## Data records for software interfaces
↓
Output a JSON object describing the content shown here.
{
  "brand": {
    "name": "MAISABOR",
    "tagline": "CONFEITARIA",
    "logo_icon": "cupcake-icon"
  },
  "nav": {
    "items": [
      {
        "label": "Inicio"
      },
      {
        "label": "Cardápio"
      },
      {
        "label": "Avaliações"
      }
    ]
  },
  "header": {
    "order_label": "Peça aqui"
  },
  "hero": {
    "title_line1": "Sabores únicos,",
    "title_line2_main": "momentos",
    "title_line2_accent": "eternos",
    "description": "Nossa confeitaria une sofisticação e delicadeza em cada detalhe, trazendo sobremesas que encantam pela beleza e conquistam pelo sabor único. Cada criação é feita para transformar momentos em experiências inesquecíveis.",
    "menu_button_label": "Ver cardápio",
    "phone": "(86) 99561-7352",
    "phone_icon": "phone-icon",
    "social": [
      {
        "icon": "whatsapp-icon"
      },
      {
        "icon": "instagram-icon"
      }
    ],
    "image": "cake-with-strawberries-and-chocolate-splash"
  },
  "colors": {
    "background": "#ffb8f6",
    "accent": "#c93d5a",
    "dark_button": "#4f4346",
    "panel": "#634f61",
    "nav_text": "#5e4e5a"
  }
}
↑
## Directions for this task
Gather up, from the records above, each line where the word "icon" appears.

## The completed task
    "logo_icon": "cupcake-icon"
    "phone_icon": "phone-icon",
        "icon": "whatsapp-icon"
        "icon": "instagram-icon"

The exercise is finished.